There’s much to like about the 33-year-old Scherzer’s season than his workload. There’s his 16-6 record. His career-low 2.51 ERA. His 22 quality starts. His paltry 126 hits allowed. His NL-high 268 strikeouts. His NL-leading 0.90 WHIP. And the Nationals were 21-10 in games he started.
For me, it added up to deserved recognition — his third Cy Young Award and second in a row.
My second- through fifth-place votes went to the Los Angeles Dodgers’ Clayton Kershaw (18-4, 2.31 ERA), the Nationals’ Stephen Strasburg (15-4, 2.52 ERA), the Arizona Diamondbacks’ Zack Greinke (17-7, 3.20 ERA) and Dodgers closer Kenley Jansen (41 saves, 1.32 ERA).

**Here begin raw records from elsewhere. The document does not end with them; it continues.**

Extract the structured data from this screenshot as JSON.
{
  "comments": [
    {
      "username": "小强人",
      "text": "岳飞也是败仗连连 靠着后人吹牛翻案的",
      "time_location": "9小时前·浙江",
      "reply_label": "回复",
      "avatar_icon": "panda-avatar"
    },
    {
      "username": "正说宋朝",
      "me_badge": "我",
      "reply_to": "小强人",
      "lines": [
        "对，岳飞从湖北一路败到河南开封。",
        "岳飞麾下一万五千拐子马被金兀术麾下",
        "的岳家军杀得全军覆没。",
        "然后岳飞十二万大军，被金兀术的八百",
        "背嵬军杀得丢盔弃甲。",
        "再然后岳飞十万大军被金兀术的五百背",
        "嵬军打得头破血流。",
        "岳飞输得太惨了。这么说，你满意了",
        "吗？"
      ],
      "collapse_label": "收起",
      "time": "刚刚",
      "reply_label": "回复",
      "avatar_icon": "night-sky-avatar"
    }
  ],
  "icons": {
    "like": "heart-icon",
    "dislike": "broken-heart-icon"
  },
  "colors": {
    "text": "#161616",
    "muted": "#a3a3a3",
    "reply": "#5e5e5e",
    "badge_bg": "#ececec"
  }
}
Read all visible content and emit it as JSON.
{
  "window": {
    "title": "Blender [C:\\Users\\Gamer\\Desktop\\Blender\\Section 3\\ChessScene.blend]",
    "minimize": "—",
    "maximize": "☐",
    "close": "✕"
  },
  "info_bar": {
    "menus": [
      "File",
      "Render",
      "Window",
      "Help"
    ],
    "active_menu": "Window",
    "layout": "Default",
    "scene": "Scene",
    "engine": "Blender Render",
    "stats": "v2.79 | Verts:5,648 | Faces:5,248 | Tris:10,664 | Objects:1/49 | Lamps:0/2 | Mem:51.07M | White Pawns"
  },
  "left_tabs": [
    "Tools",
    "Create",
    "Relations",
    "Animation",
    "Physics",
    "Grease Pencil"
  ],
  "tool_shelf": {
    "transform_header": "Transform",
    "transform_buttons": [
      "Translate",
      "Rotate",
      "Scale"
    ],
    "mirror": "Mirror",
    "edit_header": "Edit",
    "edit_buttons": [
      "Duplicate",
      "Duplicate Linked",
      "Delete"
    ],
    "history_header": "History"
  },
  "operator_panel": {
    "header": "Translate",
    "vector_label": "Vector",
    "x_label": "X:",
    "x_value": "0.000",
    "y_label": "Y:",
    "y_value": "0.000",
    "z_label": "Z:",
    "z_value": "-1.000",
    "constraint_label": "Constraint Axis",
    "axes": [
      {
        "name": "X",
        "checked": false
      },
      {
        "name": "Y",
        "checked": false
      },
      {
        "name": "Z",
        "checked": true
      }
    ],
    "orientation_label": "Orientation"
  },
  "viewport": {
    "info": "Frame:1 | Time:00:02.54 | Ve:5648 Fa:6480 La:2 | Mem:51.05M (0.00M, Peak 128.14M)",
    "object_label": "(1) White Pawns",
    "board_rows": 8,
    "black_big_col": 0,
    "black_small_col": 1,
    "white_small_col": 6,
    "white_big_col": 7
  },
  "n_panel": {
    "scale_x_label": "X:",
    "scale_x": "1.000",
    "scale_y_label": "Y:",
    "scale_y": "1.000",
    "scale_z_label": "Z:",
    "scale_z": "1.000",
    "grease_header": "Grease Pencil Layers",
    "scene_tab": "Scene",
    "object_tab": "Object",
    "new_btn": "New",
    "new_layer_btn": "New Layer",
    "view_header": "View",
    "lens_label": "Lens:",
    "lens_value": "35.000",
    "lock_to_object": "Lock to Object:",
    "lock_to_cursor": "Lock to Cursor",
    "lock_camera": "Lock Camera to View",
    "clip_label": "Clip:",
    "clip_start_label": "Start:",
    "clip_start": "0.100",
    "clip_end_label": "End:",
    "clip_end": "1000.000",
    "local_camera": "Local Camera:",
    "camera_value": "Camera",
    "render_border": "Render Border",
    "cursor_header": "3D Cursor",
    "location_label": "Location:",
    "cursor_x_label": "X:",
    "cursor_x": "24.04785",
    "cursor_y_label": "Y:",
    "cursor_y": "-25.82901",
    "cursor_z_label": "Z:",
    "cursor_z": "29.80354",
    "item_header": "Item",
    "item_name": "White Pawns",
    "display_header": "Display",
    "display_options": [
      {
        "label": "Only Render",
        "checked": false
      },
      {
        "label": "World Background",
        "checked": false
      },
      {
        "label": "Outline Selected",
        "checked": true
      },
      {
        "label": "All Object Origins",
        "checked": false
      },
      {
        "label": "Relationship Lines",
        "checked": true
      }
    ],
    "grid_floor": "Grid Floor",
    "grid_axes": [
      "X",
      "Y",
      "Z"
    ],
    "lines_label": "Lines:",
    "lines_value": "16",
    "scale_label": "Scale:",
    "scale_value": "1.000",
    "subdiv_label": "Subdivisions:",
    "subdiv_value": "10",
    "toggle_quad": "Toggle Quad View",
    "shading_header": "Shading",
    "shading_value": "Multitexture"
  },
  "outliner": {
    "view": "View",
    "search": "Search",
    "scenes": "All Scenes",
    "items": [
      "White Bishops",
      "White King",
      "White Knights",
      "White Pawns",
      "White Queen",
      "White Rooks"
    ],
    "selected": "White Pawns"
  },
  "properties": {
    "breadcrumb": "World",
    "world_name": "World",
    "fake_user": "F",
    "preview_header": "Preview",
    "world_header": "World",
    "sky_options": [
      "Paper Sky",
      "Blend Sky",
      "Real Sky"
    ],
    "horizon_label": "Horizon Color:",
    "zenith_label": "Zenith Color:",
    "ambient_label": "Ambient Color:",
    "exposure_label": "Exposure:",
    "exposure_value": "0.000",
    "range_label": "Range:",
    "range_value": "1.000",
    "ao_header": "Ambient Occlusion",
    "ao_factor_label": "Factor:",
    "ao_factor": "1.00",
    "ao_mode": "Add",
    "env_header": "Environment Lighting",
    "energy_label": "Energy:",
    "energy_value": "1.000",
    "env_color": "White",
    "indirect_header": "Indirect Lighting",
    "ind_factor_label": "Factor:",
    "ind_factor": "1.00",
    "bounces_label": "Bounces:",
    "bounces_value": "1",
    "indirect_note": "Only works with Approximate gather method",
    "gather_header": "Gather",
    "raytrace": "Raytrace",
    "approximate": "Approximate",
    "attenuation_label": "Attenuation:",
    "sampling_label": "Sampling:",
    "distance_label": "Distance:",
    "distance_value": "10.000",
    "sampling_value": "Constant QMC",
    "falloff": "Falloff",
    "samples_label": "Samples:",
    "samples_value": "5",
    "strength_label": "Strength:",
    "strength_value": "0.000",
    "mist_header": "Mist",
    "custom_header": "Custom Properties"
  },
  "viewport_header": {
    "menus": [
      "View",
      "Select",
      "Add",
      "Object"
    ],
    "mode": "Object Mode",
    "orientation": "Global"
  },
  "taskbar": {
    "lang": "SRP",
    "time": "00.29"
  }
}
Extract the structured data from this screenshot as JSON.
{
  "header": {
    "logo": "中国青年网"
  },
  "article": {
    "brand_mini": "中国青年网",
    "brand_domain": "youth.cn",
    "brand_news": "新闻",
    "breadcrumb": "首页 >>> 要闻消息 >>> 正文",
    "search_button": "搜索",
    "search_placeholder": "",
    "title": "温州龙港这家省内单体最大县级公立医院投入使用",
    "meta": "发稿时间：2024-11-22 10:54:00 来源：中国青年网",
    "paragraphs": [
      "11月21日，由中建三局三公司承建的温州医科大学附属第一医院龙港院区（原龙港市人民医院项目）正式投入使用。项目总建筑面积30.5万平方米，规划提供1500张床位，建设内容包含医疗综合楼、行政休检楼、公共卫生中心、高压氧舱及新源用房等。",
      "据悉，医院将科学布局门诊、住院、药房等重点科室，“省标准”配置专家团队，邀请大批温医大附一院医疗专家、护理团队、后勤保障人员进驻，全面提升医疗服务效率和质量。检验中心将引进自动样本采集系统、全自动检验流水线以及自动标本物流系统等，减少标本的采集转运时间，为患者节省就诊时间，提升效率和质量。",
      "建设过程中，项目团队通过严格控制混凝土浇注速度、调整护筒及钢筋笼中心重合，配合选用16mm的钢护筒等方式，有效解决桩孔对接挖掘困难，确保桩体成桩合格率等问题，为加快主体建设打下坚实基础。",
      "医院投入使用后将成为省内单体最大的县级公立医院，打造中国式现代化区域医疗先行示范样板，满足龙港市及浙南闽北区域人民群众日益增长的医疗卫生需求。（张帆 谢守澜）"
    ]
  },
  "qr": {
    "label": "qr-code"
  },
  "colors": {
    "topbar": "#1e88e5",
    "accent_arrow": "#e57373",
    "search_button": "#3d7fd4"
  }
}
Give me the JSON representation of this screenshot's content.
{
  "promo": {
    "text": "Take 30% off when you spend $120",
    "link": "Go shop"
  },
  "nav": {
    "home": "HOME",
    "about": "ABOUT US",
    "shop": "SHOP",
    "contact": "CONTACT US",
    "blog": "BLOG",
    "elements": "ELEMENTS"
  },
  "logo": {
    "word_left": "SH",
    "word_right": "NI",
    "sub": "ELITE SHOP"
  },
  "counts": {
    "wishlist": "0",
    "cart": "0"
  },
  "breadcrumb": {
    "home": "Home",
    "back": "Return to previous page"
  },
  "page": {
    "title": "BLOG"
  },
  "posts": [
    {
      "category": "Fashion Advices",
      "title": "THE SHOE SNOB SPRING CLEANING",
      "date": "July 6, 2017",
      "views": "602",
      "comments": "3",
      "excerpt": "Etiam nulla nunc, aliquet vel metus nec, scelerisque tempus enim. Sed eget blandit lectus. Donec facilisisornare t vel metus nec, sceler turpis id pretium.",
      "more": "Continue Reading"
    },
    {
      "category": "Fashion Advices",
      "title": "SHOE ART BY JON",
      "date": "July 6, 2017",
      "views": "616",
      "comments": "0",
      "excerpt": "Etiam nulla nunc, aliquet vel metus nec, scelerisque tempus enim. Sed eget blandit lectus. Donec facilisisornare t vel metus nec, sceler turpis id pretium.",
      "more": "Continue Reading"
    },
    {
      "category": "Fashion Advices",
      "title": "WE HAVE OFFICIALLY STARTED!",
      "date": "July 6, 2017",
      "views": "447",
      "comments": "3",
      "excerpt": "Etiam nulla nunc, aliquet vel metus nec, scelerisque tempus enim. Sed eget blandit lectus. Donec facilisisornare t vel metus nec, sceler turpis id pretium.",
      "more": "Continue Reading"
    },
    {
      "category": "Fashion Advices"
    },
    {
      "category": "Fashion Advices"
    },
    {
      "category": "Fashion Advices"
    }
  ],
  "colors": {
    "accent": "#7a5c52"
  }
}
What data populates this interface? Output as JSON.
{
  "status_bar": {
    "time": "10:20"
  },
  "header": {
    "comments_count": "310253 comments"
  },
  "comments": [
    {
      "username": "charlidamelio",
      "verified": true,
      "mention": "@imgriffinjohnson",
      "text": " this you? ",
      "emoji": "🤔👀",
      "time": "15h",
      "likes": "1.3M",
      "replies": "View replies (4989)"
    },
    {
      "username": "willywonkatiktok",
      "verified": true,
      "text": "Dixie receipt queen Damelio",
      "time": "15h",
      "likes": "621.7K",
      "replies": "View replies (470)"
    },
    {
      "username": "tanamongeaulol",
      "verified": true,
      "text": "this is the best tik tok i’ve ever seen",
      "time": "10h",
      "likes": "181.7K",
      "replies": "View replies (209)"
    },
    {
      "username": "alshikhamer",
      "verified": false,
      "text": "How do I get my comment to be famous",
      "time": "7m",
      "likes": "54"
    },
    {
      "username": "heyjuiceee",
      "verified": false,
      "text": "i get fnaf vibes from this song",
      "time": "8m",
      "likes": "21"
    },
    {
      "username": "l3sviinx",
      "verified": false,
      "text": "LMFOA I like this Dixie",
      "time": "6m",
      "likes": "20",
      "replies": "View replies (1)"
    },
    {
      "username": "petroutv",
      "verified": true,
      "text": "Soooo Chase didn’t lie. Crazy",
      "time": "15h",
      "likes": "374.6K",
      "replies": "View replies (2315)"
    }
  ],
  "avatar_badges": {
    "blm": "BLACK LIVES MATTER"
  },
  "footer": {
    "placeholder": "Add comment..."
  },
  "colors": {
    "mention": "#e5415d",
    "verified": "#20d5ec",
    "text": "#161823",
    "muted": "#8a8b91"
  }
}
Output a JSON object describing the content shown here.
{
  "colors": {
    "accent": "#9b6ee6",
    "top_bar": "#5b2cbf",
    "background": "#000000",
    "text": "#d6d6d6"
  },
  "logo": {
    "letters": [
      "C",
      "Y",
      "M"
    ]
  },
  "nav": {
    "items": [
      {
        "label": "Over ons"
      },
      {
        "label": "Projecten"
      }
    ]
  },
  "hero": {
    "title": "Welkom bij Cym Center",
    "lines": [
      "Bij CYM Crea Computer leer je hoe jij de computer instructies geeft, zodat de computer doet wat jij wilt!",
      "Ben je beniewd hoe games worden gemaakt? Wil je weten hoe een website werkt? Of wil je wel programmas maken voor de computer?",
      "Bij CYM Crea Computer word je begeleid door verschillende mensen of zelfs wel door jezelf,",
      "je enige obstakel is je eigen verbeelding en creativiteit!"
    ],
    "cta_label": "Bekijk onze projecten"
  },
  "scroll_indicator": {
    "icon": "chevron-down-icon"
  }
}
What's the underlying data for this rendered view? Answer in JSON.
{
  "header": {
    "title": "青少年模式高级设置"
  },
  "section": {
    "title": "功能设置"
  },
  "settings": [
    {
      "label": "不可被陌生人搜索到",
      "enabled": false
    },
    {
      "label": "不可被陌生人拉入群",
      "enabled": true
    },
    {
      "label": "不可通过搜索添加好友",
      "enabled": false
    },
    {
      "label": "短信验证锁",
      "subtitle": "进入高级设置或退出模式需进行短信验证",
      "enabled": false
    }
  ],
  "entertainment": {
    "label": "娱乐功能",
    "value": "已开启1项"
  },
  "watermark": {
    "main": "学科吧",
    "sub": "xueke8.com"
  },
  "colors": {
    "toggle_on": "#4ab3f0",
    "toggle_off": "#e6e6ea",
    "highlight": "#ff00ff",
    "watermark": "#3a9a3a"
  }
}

Kershaw probably was the most effective pitcher in the NL, but he missed 39 games with a back injury that limited him to 27 starts and 175 innings. He still tied for the major-league lead in wins, led the majors in ERA and had 20 quality starts as the NL champion Dodgers were 23-4 in games he pitched. Take Scherzer out of the mix and Kershaw, the winner in 2013 and 2014, would be my selection.
Strasburg was another giant in the Nationals rotation, recording a career-low ERA with 204 strikeouts in 175 1/3 innings to go with 20 quality starts. For me, however, his innings total doesn’t measure up.
Greinke was a rock for Arizona, which reached the NL Division Series. He made 32 starts, worked 202 1/3 innings and struck out 215. However, he was 1-1 with a 3.90 ERA in his last five starts, and his ERA prior to September already was higher than Scherzer, Kershaw and Strasburg. Greinke allowed 25 homers.
Jansen was the best reliever in the NL, converting all but one of his 42 save attempts. He struck out 14.4 hitters per nine innings and walked just seven batters in 68 1/3 innings. I greatly admire closers and believe they deserve more consideration for Hall of Fame honors (see Lee Smith, Trevor Hoffman, Billy Wagner).
But I prefer my Cy Young Award-winners to be starters, and historically, so do other voters. The Dodgers’ Eric Gagne in 2003 was the most recent reliever to earn the Cy Young Award. Prior to then, San Diego’s Mark Davis in 1989 and Philadelphia’s Steve Bedrosian in 1987 won the top honor.
David Wilhelm: @DavidMWilhelm